SOME weeks ago I promised discussion of Baz Luhrmann’s The Great Gatsby, which – after saturation promotion and ubiquitous exposure, with all sorts of tie-ins and spinoffs, and Leonardo DiCaprio’s intense gaze demanding your attention at every bus stop – has now retreated to the corners of the suburbs. In this journal Brian McFarlane has written eloquently about the value of adaptations, that is of major novels for cinema, taking the films as developed responses to the originating books. That’s a more productive line of thought than the old conventional wisdom, the line that the film should be taken in its own terms, however much the novel in question may have been traduced in the process. Then there was the opposite response: thanks but no thanks, I don’t need my literary classics illustrated; with the novels that matter, the reader’s visual imagination shouldn’t be usurped.
All that said, with this one there’s no getting away from Scott Fitzgerald, since in every promotional interview the director came back to the book; he clearly wanted to do it some kind of justice. The question is whether he, the stellar cast and designer Catherine Martin have between them made a real piece of cinema, one that serves the book and sends us back to it.

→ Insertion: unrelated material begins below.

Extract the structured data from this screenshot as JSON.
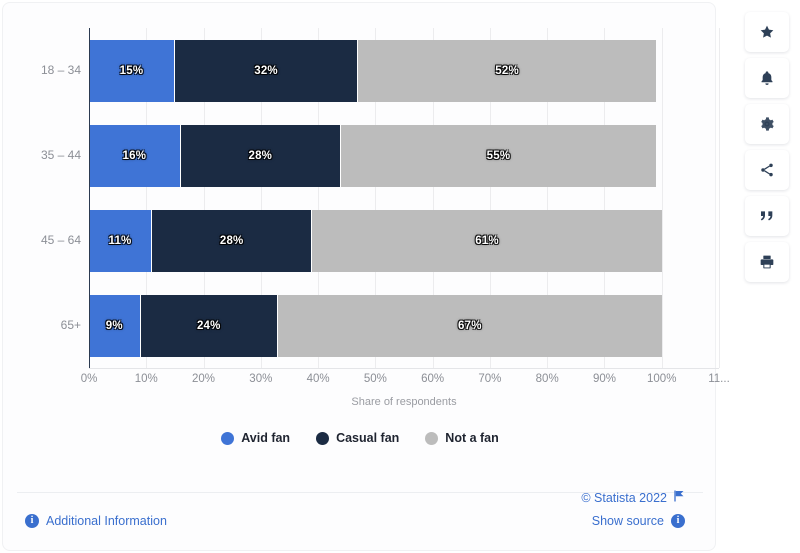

Not really, I think. What they’ve made is a show, and it’s moment-by-moment enjoyable; not least for those wonderful clothes, which Catherine Martin has recreated from (for my money) the most elegant period of that century. This film will last for a time as a version of the book, but only because with all the swooping and swirling, glitter and excess, several characters are very intelligently created. DiCaprio gets Gatsby’s fantasies, his loneliness, and his eventual knowledge that he’s wrapped himself in illusions. Tobey Maguire’s Nick Carraway is the searching outsider, and the best thing in this version, taken as a story, is the way a real relationship is communicated between these two, a growth of understanding across the social gulf. Carey Mulligan makes Daisy something a bit more interesting than the rich and exquisite princess; Elizabeth Debicki gives a Jordan Baker with her own dry perspective on the dizzy parade, and Joel Edgerton makes the brutal, racist Tom Buchanan a plausible reason why Daisy, always hedging her bets, will cross the water to Gatsby – if only for a visit. It’s better in general than Jack Clayton’s heavy-handed 1974 version, which had Robert Redford in a surprisingly dull performance. There was just one thing that Clayton’s film got right, the role of Gatsby’s old father, Mr Gatz, very finely played by Roberts Blossom in the story’s aftermath.

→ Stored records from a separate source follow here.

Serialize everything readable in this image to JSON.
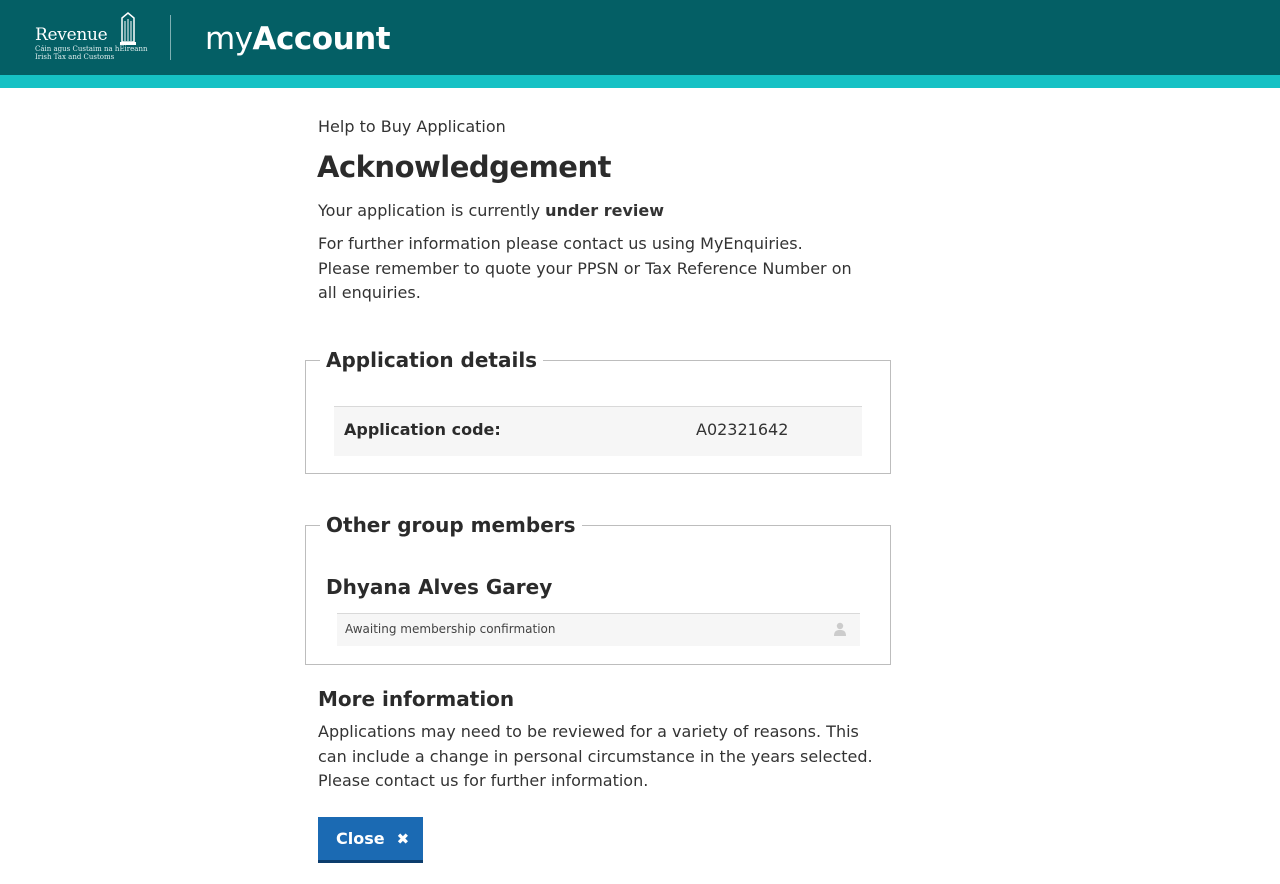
{
  "header": {
    "logo": {
      "word": "Revenue",
      "sub_line1": "Cáin agus Custaim na hÉireann",
      "sub_line2": "Irish Tax and Customs"
    },
    "app_title_light": "my",
    "app_title_bold": "Account",
    "colors": {
      "bar": "#045f65",
      "accent": "#16c1c4"
    }
  },
  "main": {
    "pre_title": "Help to Buy Application",
    "title": "Acknowledgement",
    "status_prefix": "Your application is currently ",
    "status_value": "under review",
    "info": "For further information please contact us using MyEnquiries. Please remember to quote your PPSN or Tax Reference Number on all enquiries."
  },
  "application_details": {
    "legend": "Application details",
    "code_label": "Application code:",
    "code_value": "A02321642"
  },
  "group_members": {
    "legend": "Other group members",
    "members": [
      {
        "name": "Dhyana Alves Garey",
        "status": "Awaiting membership confirmation",
        "icon": "user-icon"
      }
    ]
  },
  "more_info": {
    "heading": "More information",
    "text": "Applications may need to be reviewed for a variety of reasons. This can include a change in personal circumstance in the years selected. Please contact us for further information."
  },
  "actions": {
    "close_label": "Close",
    "close_icon": "✖",
    "button_color": "#1b6ab3"
  }
}
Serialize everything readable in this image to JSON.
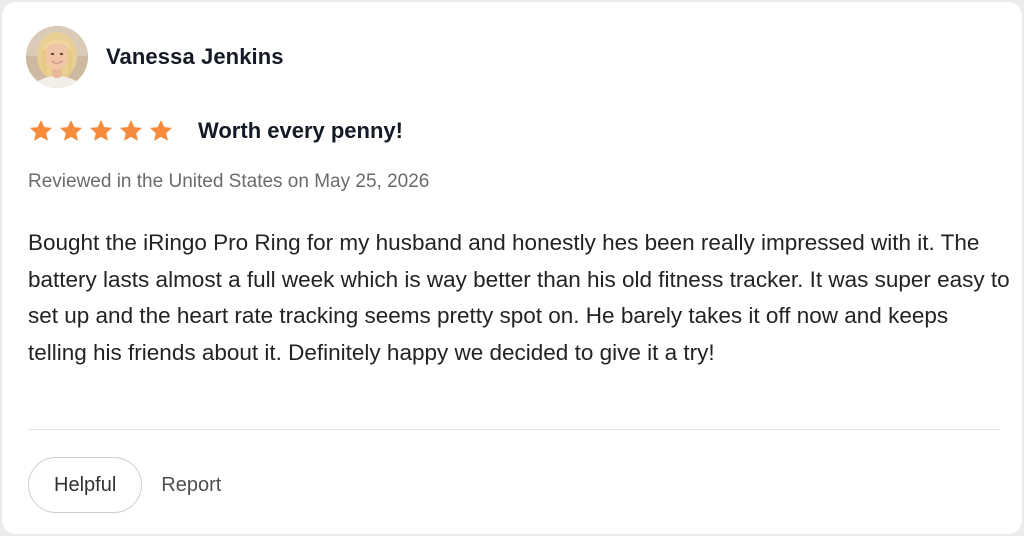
{
  "reviewer": {
    "name": "Vanessa Jenkins",
    "avatar_icon": "user-photo"
  },
  "rating": {
    "stars": 5,
    "max_stars": 5,
    "star_color": "#f78b3d"
  },
  "review": {
    "title": "Worth every penny!",
    "meta": "Reviewed in the United States on May 25, 2026",
    "body": "Bought the iRingo Pro Ring for my husband and honestly hes been really impressed with it. The battery lasts almost a full week which is way better than his old fitness tracker. It was super easy to set up and the heart rate tracking seems pretty spot on. He barely takes it off now and keeps telling his friends about it. Definitely happy we decided to give it a try!"
  },
  "actions": {
    "helpful_label": "Helpful",
    "report_label": "Report"
  }
}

That episode is ignored in Luhrmann’s version, which also fails to make sense of the neighbouring desolation, the industrial ash heaps. That was where Scott Fitzgerald took us to the edge of his dream of the jazz age, and pointed toward the nightmare outside the mansion’s gates. •